Copy each entry below exactly as it appears.
··· EXTRACTED MATERIAL
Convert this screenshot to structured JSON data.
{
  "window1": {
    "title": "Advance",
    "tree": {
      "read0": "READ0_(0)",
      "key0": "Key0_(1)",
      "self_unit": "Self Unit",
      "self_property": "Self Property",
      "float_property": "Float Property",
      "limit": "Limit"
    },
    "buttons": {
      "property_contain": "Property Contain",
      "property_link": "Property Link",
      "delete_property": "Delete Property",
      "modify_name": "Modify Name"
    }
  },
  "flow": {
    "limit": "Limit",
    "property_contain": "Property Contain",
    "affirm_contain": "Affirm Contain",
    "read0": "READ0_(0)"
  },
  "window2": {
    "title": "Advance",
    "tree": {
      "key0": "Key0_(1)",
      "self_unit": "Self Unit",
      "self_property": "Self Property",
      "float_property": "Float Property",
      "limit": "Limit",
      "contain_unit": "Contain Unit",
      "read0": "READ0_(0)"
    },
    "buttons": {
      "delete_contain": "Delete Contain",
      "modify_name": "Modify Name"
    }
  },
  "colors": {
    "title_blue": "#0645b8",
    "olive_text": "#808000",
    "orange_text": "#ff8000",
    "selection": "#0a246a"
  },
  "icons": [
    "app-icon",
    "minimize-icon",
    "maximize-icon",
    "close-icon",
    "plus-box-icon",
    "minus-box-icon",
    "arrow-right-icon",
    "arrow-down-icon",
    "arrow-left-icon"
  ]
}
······
• **ANSWER TO THE PROBLEM**:
Convert this screenshot to structured JSON data.
{
  "window1": {
    "title": "Advance",
    "tree": {
      "read0": "READ0_(0)",
      "key0": "Key0_(1)",
      "self_unit": "Self Unit",
      "self_property": "Self Property",
      "float_property": "Float Property",
      "limit": "Limit"
    },
    "buttons": {
      "property_contain": "Property Contain",
      "property_link": "Property Link",
      "delete_property": "Delete Property",
      "modify_name": "Modify Name"
    }
  },
  "flow": {
    "limit": "Limit",
    "property_contain": "Property Contain",
    "affirm_contain": "Affirm Contain",
    "read0": "READ0_(0)"
  },
  "window2": {
    "title": "Advance",
    "tree": {
      "key0": "Key0_(1)",
      "self_unit": "Self Unit",
      "self_property": "Self Property",
      "float_property": "Float Property",
      "limit": "Limit",
      "contain_unit": "Contain Unit",
      "read0": "READ0_(0)"
    },
    "buttons": {
      "delete_contain": "Delete Contain",
      "modify_name": "Modify Name"
    }
  },
  "colors": {
    "title_blue": "#0645b8",
    "olive_text": "#808000",
    "orange_text": "#ff8000",
    "selection": "#0a246a"
  },
  "icons": [
    "app-icon",
    "minimize-icon",
    "maximize-icon",
    "close-icon",
    "plus-box-icon",
    "minus-box-icon",
    "arrow-right-icon",
    "arrow-down-icon",
    "arrow-left-icon"
  ]
}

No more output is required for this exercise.